Your goal: With no images included, output each entry below exactly as it appears.

Top of Input for this task

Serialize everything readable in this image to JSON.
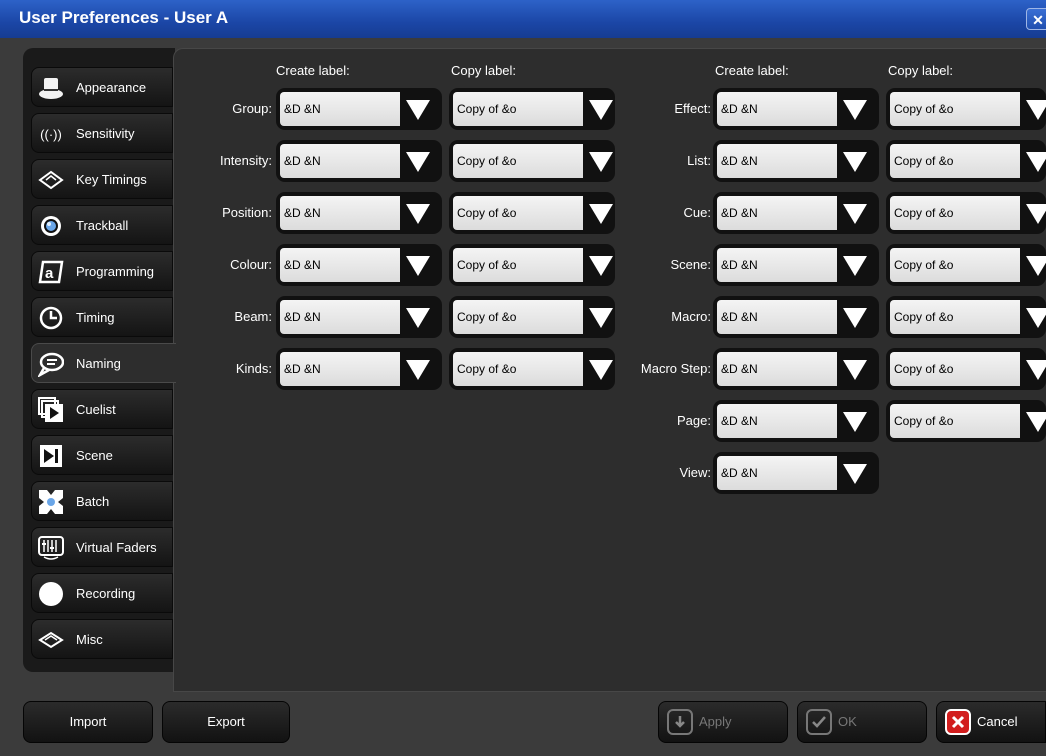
{
  "window": {
    "title": "User Preferences - User A"
  },
  "sidebar": {
    "items": [
      {
        "label": "Appearance",
        "icon": "hat-icon"
      },
      {
        "label": "Sensitivity",
        "icon": "sensitivity-icon"
      },
      {
        "label": "Key Timings",
        "icon": "key-icon"
      },
      {
        "label": "Trackball",
        "icon": "trackball-icon"
      },
      {
        "label": "Programming",
        "icon": "programming-icon"
      },
      {
        "label": "Timing",
        "icon": "clock-icon"
      },
      {
        "label": "Naming",
        "icon": "speech-bubble-icon",
        "active": true
      },
      {
        "label": "Cuelist",
        "icon": "cuelist-icon"
      },
      {
        "label": "Scene",
        "icon": "scene-icon"
      },
      {
        "label": "Batch",
        "icon": "batch-icon"
      },
      {
        "label": "Virtual Faders",
        "icon": "faders-icon"
      },
      {
        "label": "Recording",
        "icon": "record-icon"
      },
      {
        "label": "Misc",
        "icon": "misc-icon"
      }
    ]
  },
  "naming": {
    "headers": {
      "create_label": "Create label:",
      "copy_label": "Copy label:"
    },
    "left_rows": [
      {
        "label": "Group:",
        "create": "&D &N",
        "copy": "Copy of &o"
      },
      {
        "label": "Intensity:",
        "create": "&D &N",
        "copy": "Copy of &o"
      },
      {
        "label": "Position:",
        "create": "&D &N",
        "copy": "Copy of &o"
      },
      {
        "label": "Colour:",
        "create": "&D &N",
        "copy": "Copy of &o"
      },
      {
        "label": "Beam:",
        "create": "&D &N",
        "copy": "Copy of &o"
      },
      {
        "label": "Kinds:",
        "create": "&D &N",
        "copy": "Copy of &o"
      }
    ],
    "right_rows": [
      {
        "label": "Effect:",
        "create": "&D &N",
        "copy": "Copy of &o"
      },
      {
        "label": "List:",
        "create": "&D &N",
        "copy": "Copy of &o"
      },
      {
        "label": "Cue:",
        "create": "&D &N",
        "copy": "Copy of &o"
      },
      {
        "label": "Scene:",
        "create": "&D &N",
        "copy": "Copy of &o"
      },
      {
        "label": "Macro:",
        "create": "&D &N",
        "copy": "Copy of &o"
      },
      {
        "label": "Macro Step:",
        "create": "&D &N",
        "copy": "Copy of &o"
      },
      {
        "label": "Page:",
        "create": "&D &N",
        "copy": "Copy of &o"
      },
      {
        "label": "View:",
        "create": "&D &N"
      }
    ]
  },
  "footer": {
    "import": "Import",
    "export": "Export",
    "apply": "Apply",
    "ok": "OK",
    "cancel": "Cancel"
  }
}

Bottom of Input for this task

Exercise result:
Serialize everything readable in this image to JSON.
{
  "window": {
    "title": "User Preferences - User A"
  },
  "sidebar": {
    "items": [
      {
        "label": "Appearance",
        "icon": "hat-icon"
      },
      {
        "label": "Sensitivity",
        "icon": "sensitivity-icon"
      },
      {
        "label": "Key Timings",
        "icon": "key-icon"
      },
      {
        "label": "Trackball",
        "icon": "trackball-icon"
      },
      {
        "label": "Programming",
        "icon": "programming-icon"
      },
      {
        "label": "Timing",
        "icon": "clock-icon"
      },
      {
        "label": "Naming",
        "icon": "speech-bubble-icon",
        "active": true
      },
      {
        "label": "Cuelist",
        "icon": "cuelist-icon"
      },
      {
        "label": "Scene",
        "icon": "scene-icon"
      },
      {
        "label": "Batch",
        "icon": "batch-icon"
      },
      {
        "label": "Virtual Faders",
        "icon": "faders-icon"
      },
      {
        "label": "Recording",
        "icon": "record-icon"
      },
      {
        "label": "Misc",
        "icon": "misc-icon"
      }
    ]
  },
  "naming": {
    "headers": {
      "create_label": "Create label:",
      "copy_label": "Copy label:"
    },
    "left_rows": [
      {
        "label": "Group:",
        "create": "&D &N",
        "copy": "Copy of &o"
      },
      {
        "label": "Intensity:",
        "create": "&D &N",
        "copy": "Copy of &o"
      },
      {
        "label": "Position:",
        "create": "&D &N",
        "copy": "Copy of &o"
      },
      {
        "label": "Colour:",
        "create": "&D &N",
        "copy": "Copy of &o"
      },
      {
        "label": "Beam:",
        "create": "&D &N",
        "copy": "Copy of &o"
      },
      {
        "label": "Kinds:",
        "create": "&D &N",
        "copy": "Copy of &o"
      }
    ],
    "right_rows": [
      {
        "label": "Effect:",
        "create": "&D &N",
        "copy": "Copy of &o"
      },
      {
        "label": "List:",
        "create": "&D &N",
        "copy": "Copy of &o"
      },
      {
        "label": "Cue:",
        "create": "&D &N",
        "copy": "Copy of &o"
      },
      {
        "label": "Scene:",
        "create": "&D &N",
        "copy": "Copy of &o"
      },
      {
        "label": "Macro:",
        "create": "&D &N",
        "copy": "Copy of &o"
      },
      {
        "label": "Macro Step:",
        "create": "&D &N",
        "copy": "Copy of &o"
      },
      {
        "label": "Page:",
        "create": "&D &N",
        "copy": "Copy of &o"
      },
      {
        "label": "View:",
        "create": "&D &N"
      }
    ]
  },
  "footer": {
    "import": "Import",
    "export": "Export",
    "apply": "Apply",
    "ok": "OK",
    "cancel": "Cancel"
  }
}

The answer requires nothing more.